Aim of the exercise — Every record below should be repeated word for word, with the pictures left out.

Task data —
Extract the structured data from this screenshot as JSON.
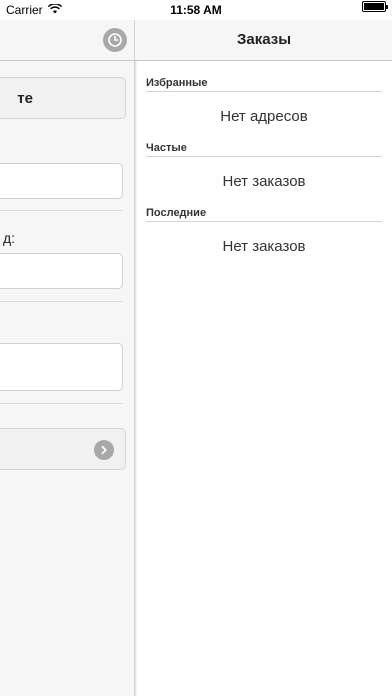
{
  "status_bar": {
    "carrier": "Carrier",
    "time": "11:58 AM"
  },
  "nav": {
    "title": "Заказы"
  },
  "left_panel": {
    "top_button_label": "те",
    "field_label": "д:"
  },
  "sections": [
    {
      "header": "Избранные",
      "empty_text": "Нет адресов"
    },
    {
      "header": "Частые",
      "empty_text": "Нет заказов"
    },
    {
      "header": "Последние",
      "empty_text": "Нет заказов"
    }
  ]
}
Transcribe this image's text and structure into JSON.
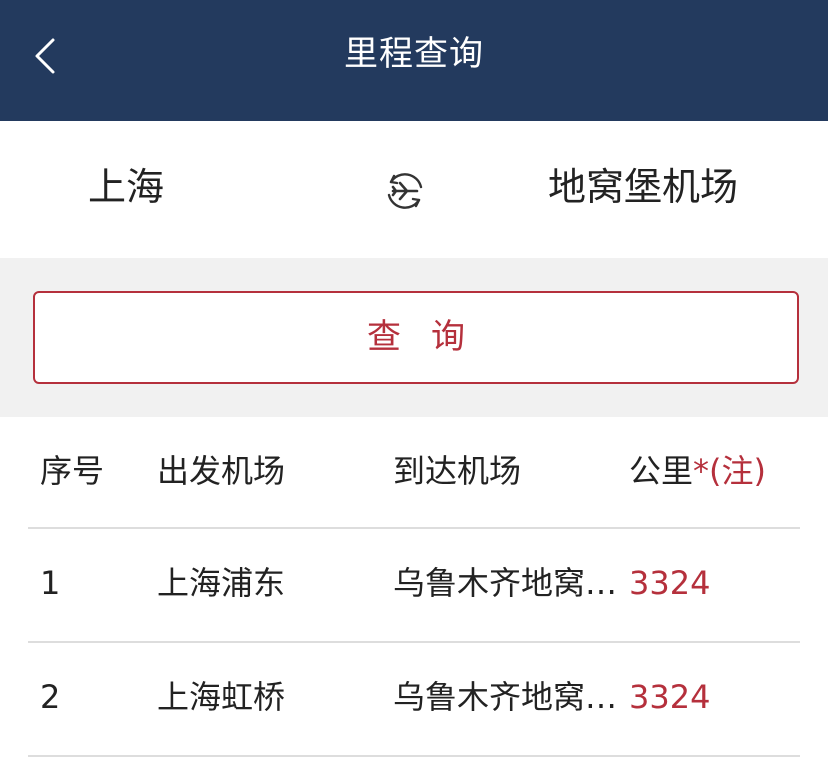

Expected output —
Extract the structured data from this screenshot as JSON.
{
  "status_bar": {
    "carrier": "Carrier",
    "time": "11:58 AM"
  },
  "nav": {
    "title": "Заказы"
  },
  "left_panel": {
    "top_button_label": "те",
    "field_label": "д:"
  },
  "sections": [
    {
      "header": "Избранные",
      "empty_text": "Нет адресов"
    },
    {
      "header": "Частые",
      "empty_text": "Нет заказов"
    },
    {
      "header": "Последние",
      "empty_text": "Нет заказов"
    }
  ]
}
Transcribe this image's text and structure into JSON.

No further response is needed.